# [Exercise objective]
Each line of the material below with the word "modified" is to be reported.

# [Records shown]
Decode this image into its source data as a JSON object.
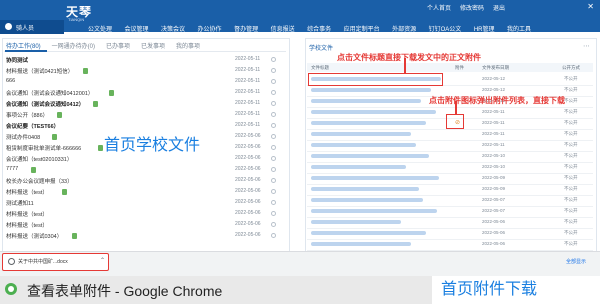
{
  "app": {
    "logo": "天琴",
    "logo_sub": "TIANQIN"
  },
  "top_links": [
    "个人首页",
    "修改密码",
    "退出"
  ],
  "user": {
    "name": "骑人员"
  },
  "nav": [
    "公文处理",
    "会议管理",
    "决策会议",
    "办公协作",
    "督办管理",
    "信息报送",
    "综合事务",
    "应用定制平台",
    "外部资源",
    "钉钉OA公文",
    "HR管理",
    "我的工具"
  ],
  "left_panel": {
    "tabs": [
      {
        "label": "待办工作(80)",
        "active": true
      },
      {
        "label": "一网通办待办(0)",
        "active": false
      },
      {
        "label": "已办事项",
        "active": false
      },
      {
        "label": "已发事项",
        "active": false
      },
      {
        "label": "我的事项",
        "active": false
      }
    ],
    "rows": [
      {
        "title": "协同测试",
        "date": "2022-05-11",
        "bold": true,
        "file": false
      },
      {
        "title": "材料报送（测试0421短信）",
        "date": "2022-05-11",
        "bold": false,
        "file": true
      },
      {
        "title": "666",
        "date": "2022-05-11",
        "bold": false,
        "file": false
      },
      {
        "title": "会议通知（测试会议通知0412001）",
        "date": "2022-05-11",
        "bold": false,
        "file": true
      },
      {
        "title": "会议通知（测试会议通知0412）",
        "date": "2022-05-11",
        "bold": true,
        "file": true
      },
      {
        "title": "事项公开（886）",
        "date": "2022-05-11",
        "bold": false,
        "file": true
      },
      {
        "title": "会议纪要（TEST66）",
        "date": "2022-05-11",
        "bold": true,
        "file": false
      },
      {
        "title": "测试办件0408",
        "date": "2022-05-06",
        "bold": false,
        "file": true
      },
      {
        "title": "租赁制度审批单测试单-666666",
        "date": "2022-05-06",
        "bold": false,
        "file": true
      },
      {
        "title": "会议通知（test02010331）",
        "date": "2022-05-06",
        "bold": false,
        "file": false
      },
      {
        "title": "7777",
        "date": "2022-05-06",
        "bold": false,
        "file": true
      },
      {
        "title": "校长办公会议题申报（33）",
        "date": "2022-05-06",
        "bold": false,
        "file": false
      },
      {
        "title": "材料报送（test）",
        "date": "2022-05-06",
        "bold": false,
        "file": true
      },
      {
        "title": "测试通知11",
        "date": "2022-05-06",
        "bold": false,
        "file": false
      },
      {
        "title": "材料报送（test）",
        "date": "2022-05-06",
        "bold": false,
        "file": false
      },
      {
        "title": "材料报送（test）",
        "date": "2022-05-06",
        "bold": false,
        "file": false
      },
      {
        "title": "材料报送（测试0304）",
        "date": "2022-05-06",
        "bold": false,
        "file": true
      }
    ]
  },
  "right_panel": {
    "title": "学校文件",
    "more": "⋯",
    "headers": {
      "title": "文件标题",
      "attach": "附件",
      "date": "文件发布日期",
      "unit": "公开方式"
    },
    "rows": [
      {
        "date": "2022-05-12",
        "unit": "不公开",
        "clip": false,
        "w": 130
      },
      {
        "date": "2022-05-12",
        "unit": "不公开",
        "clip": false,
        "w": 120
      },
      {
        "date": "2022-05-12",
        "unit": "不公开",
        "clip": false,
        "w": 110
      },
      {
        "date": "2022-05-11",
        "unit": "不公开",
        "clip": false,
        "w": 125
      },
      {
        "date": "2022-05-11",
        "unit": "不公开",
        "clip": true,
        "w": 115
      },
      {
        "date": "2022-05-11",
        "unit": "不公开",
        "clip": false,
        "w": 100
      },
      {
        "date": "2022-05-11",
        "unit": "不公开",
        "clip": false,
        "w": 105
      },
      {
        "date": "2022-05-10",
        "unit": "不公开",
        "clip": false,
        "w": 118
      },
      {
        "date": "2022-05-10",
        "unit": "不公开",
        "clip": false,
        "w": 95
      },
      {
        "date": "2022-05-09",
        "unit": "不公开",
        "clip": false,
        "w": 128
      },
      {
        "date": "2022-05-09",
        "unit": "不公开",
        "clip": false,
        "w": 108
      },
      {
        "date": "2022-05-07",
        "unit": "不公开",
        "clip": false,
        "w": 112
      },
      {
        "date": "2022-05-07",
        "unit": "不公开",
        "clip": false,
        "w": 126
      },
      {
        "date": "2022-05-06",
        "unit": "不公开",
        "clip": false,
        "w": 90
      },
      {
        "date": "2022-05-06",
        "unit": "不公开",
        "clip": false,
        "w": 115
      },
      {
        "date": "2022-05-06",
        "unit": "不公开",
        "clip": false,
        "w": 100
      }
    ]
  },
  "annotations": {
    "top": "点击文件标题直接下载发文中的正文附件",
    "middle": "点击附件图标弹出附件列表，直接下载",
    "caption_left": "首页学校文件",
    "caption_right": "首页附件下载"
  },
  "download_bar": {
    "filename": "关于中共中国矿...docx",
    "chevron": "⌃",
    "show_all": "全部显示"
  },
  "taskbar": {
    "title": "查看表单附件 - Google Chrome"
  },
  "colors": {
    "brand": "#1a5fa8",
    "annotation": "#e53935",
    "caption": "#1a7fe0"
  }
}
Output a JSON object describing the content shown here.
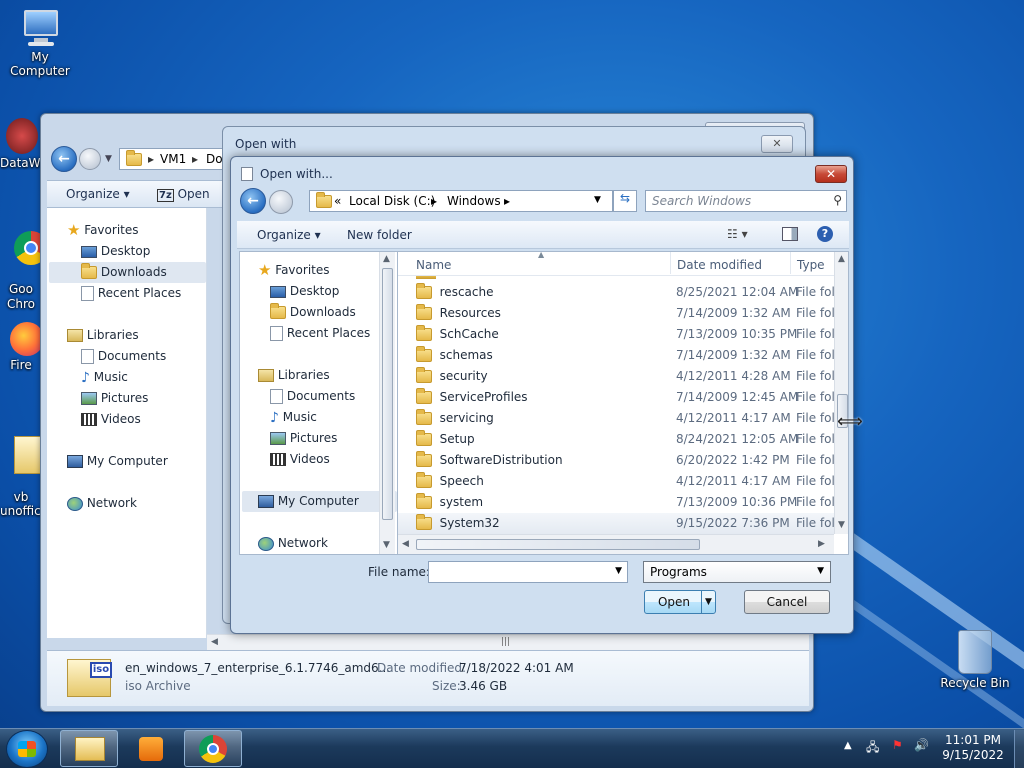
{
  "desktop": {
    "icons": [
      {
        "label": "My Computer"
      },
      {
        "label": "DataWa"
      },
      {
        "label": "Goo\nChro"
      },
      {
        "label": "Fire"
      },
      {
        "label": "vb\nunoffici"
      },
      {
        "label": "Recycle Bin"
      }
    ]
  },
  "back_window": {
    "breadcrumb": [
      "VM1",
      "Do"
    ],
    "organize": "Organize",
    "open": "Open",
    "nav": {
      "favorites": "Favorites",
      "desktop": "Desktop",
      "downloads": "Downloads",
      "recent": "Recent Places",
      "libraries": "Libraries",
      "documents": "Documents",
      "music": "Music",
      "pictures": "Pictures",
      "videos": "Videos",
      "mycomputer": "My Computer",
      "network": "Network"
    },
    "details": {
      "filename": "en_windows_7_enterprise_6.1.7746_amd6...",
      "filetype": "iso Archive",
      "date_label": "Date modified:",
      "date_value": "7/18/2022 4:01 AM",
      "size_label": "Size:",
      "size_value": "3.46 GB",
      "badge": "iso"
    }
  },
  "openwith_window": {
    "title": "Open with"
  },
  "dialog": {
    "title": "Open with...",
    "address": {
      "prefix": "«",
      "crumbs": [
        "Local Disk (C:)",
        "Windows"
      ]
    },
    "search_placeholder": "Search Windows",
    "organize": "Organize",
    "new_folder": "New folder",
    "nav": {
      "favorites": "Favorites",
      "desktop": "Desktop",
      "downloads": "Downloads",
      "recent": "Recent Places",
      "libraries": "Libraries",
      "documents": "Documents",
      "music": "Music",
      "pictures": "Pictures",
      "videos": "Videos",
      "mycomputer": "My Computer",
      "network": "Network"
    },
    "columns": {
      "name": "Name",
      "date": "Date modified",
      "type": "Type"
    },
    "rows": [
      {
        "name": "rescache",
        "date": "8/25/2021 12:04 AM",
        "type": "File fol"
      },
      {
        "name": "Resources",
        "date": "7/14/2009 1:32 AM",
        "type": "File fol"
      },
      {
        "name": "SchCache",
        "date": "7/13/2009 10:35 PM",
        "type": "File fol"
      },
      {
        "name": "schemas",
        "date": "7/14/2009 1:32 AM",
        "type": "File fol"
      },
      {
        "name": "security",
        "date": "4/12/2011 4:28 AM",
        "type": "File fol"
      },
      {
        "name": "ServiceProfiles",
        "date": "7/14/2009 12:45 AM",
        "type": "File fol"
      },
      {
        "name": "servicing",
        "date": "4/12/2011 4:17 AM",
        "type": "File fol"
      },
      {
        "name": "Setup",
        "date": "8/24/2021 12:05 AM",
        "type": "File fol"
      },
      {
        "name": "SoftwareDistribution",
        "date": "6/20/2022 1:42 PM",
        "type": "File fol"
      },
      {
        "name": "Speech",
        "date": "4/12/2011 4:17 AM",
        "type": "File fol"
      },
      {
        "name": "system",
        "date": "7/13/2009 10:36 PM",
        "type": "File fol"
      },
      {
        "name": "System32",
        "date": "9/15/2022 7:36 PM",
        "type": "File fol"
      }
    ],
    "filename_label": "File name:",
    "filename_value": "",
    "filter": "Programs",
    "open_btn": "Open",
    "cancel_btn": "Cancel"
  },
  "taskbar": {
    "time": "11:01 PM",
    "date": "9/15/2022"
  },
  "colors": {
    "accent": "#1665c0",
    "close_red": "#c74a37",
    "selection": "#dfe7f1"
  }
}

# [Output below]
      "date_label": "Date modified:",
      "date": "Date modified",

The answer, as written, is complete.